Kindergarten Vignettes

I was scrolling through old posts and came across this one.  It offers a happy contrast to a recent re-post of mine describing a most chaotic day at the beginning of my stint as a substitute teacher.

We are lucky–blessed–when we can get paid to do the work we love. I am privileged to have two education-related jobs, to devote myself to tasks that give long-term satisfaction, and then to receive affirmation from colleagues and kids–like gravy on something already good.... [Read More]


Absence of Intelligence

Homer Simpson's brainJared Z. Burton and Russell T. Warne just published (2020-01-23) a paper in the journal Teaching of Psychology, “The Neglected Intelligence Course: Needs and Suggested Solutions”.  (The paper is behind a forbidding paywall [US$37.50 for eleven pages!], but may be read for free on Sci-Hub.)  Here is the abstract.

Intelligence is a well-studied construct in psychology that has correlational relationships with many educational, employment, and health outcomes. However, prior research indicates that incorrect beliefs about intelligence are widespread. In an effort to discern the degree to which the psychology curriculum is responsible for these inaccuracies, we collected course descriptions and catalog information from 303 American colleges and universities. We found that college courses dedicated to mainstream intelligence science are rare. Because the lack of intelligence education within psychology is a plausible contributor to incorrect beliefs about intelligence, we present an outline for a college-level course on intelligence. We also provide advice for implementing a course, including course readings and advice for handling controversies.... [Read More]


Segregation Now

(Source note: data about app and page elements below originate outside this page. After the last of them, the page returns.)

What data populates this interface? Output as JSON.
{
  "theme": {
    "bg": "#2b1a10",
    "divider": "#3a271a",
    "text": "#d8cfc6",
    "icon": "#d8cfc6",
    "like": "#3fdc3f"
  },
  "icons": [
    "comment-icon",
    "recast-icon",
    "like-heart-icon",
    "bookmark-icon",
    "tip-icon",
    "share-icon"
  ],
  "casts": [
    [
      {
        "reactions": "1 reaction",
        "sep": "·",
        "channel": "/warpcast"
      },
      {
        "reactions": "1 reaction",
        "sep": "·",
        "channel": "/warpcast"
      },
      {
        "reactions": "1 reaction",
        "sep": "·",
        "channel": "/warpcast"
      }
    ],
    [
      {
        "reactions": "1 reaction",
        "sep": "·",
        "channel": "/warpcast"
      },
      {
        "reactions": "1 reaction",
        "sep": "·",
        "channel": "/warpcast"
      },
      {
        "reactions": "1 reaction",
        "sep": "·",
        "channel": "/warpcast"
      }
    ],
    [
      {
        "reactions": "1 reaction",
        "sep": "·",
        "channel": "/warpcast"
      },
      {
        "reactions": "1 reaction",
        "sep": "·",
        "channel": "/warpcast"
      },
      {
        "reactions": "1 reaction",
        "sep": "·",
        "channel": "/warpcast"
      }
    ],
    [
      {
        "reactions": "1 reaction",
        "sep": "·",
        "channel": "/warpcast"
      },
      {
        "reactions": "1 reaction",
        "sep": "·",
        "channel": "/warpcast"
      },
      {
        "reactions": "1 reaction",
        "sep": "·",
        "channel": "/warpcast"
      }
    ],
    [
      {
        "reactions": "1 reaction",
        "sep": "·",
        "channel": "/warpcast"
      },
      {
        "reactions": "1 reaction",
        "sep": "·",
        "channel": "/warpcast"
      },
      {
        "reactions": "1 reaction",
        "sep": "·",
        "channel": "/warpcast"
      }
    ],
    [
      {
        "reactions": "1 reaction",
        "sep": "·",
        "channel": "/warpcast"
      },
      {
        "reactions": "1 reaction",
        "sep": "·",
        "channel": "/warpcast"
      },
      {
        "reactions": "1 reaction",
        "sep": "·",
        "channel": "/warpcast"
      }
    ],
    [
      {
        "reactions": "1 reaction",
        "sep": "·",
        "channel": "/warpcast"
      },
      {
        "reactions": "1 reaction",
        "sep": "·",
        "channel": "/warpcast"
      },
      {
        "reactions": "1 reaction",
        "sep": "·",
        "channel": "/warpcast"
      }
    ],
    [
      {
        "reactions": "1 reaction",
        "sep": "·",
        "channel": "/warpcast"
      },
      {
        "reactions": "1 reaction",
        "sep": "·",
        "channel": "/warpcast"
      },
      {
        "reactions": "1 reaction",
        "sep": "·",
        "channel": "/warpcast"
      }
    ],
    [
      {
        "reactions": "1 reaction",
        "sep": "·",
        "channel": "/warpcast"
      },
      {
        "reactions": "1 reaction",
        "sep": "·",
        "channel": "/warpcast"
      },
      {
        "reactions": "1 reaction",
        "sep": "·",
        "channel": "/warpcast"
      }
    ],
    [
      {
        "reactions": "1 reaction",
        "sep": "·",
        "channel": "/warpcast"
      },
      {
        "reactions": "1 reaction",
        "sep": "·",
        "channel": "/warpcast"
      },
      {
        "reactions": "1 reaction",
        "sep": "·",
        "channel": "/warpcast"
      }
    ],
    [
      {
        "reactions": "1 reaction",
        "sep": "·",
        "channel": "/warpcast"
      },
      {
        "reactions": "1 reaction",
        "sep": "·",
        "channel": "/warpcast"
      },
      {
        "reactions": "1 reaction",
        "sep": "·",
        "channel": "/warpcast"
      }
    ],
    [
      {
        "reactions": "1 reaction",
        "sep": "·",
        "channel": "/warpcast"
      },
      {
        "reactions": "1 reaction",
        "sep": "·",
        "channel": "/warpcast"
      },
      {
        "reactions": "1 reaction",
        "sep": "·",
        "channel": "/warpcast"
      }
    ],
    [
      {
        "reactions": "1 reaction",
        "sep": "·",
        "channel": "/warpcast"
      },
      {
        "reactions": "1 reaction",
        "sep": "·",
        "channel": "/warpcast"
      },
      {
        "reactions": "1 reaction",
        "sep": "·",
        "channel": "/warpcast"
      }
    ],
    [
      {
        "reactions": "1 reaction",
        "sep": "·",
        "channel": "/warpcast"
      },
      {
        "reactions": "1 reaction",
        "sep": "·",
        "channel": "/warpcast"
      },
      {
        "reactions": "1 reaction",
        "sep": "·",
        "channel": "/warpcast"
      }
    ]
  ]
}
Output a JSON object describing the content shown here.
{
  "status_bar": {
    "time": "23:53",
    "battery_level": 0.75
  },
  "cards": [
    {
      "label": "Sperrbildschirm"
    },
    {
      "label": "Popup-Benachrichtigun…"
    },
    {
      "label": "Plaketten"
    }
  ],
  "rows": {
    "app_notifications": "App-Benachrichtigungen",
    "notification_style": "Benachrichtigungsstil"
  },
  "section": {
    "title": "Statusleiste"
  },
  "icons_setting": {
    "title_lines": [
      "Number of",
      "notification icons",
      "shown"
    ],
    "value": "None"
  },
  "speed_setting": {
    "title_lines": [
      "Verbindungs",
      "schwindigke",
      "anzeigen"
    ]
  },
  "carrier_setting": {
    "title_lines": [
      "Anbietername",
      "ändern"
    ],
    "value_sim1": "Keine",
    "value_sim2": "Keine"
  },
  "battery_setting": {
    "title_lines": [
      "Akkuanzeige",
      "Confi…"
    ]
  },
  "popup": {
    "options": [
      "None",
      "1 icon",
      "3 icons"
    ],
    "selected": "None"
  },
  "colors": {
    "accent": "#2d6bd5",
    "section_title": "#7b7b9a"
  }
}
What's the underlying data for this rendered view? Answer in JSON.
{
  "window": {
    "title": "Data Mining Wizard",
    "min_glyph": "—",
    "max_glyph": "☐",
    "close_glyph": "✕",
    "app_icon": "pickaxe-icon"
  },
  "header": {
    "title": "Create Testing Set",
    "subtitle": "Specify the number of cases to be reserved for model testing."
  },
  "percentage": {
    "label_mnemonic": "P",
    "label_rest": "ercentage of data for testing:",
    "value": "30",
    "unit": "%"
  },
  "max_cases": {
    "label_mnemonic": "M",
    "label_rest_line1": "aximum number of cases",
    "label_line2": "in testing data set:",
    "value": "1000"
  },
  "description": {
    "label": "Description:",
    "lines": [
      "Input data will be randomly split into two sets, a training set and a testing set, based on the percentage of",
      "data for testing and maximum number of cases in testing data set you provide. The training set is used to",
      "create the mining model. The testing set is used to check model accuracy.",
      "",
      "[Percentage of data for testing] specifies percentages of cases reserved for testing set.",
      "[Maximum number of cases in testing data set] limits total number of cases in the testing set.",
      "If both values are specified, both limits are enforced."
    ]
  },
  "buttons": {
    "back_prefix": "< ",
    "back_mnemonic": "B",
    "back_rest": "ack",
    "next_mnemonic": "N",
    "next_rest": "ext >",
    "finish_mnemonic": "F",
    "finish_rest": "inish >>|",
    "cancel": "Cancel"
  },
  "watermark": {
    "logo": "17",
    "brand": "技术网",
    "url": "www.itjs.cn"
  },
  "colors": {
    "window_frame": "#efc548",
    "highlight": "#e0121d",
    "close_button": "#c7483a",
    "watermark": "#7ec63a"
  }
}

You’re white, in your early 30s and you have a 6-year-old child. For ten years you and your wife (you got married four years ago) have been living in a “rehabbing” neighborhood close to the downtown of a large American city. You pioneered this area (along with other couples, singles and homosexuals) when it was heavily inner-city poor and have been a part of the revitalization — bars, boutiques, coffee houses, museums, new residential construction — that turned it into an attractive venue for new migrants and visitors.

But your child is now school age and therein lies a problem. The local elementary school is three blocks away. It is an old building staffed by the typical collection of unionized, mediocre teachers. The school has no academic distinction at all. Test scores are pitiful. It has been labeled a failing school by the State Board of Ed. There have been some “incidents” that your wife has heard about, not in the local newspaper, but at the organic food store and at the farm-to-table restaurant where she sometimes meets friends for lunch. The elementary school student body is overwhelmingly black. ... [Read More]


TOTD 2018-01-16: Higher education as an older adult

I started my bachelor’s right out of high school, but dropped out in my second year (I’ve written about why over at R and won’t go into the details now).

For decades, the fact that I didn’t finish always lingered in the back of my mind.  It bothered me a lot, and try as I could, I just couldn’t let it go. So in 2010, I began working on it again, and worked on it off and on until finishing it in 2016. I have a BSBA from Edison State University (with a concentration in accounting).... [Read More]